Items from a data source:
"""

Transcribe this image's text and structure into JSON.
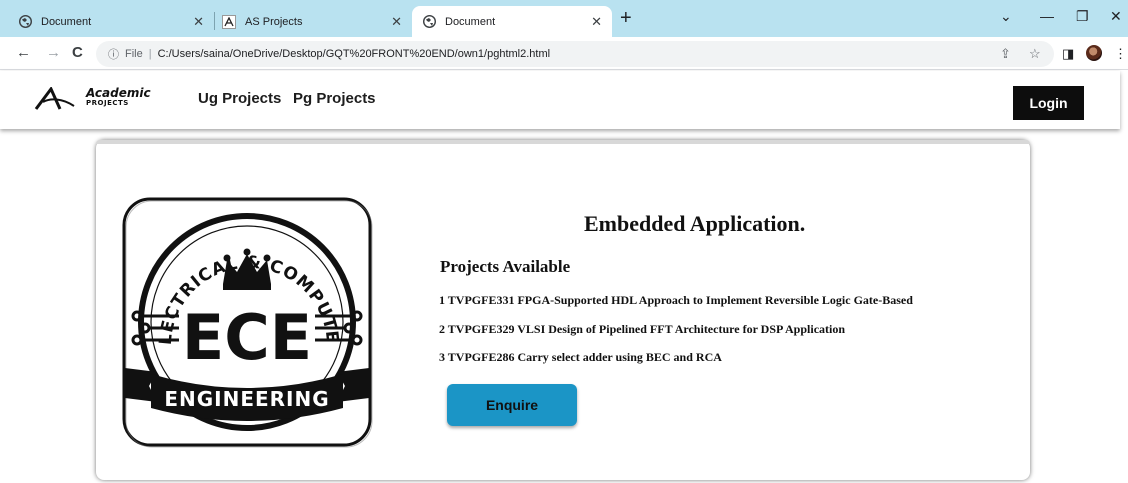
{
  "browser": {
    "tabs": [
      {
        "title": "Document",
        "icon": "globe-icon",
        "active": false
      },
      {
        "title": "AS Projects",
        "icon": "site-favicon",
        "active": false
      },
      {
        "title": "Document",
        "icon": "globe-icon",
        "active": true
      }
    ],
    "new_tab_symbol": "+",
    "address": {
      "scheme_label": "File",
      "url": "C:/Users/saina/OneDrive/Desktop/GQT%20FRONT%20END/own1/pghtml2.html"
    }
  },
  "header": {
    "logo": {
      "line1": "Academic",
      "line2": "PROJECTS"
    },
    "nav": [
      {
        "label": "Ug Projects"
      },
      {
        "label": "Pg Projects"
      }
    ],
    "login_label": "Login"
  },
  "card": {
    "emblem": {
      "arc_text": "ELECTRICAL & COMPUTER",
      "center_text": "ECE",
      "banner_text": "ENGINEERING"
    },
    "title": "Embedded Application.",
    "subtitle": "Projects Available",
    "projects": [
      "1 TVPGFE331 FPGA-Supported HDL Approach to Implement Reversible Logic Gate-Based",
      "2 TVPGFE329 VLSI Design of Pipelined FFT Architecture for DSP Application",
      "3 TVPGFE286 Carry select adder using BEC and RCA"
    ],
    "enquire_label": "Enquire"
  },
  "colors": {
    "tabbar": "#b9e2f0",
    "enquire_button": "#1b95c6",
    "login_button": "#0d0d0d"
  }
}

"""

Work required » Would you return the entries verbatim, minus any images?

Task solution »
Transcribe this image's text and structure into JSON.
{
  "browser": {
    "tabs": [
      {
        "title": "Document",
        "icon": "globe-icon",
        "active": false
      },
      {
        "title": "AS Projects",
        "icon": "site-favicon",
        "active": false
      },
      {
        "title": "Document",
        "icon": "globe-icon",
        "active": true
      }
    ],
    "new_tab_symbol": "+",
    "address": {
      "scheme_label": "File",
      "url": "C:/Users/saina/OneDrive/Desktop/GQT%20FRONT%20END/own1/pghtml2.html"
    }
  },
  "header": {
    "logo": {
      "line1": "Academic",
      "line2": "PROJECTS"
    },
    "nav": [
      {
        "label": "Ug Projects"
      },
      {
        "label": "Pg Projects"
      }
    ],
    "login_label": "Login"
  },
  "card": {
    "emblem": {
      "arc_text": "ELECTRICAL & COMPUTER",
      "center_text": "ECE",
      "banner_text": "ENGINEERING"
    },
    "title": "Embedded Application.",
    "subtitle": "Projects Available",
    "projects": [
      "1 TVPGFE331 FPGA-Supported HDL Approach to Implement Reversible Logic Gate-Based",
      "2 TVPGFE329 VLSI Design of Pipelined FFT Architecture for DSP Application",
      "3 TVPGFE286 Carry select adder using BEC and RCA"
    ],
    "enquire_label": "Enquire"
  },
  "colors": {
    "tabbar": "#b9e2f0",
    "enquire_button": "#1b95c6",
    "login_button": "#0d0d0d"
  }
}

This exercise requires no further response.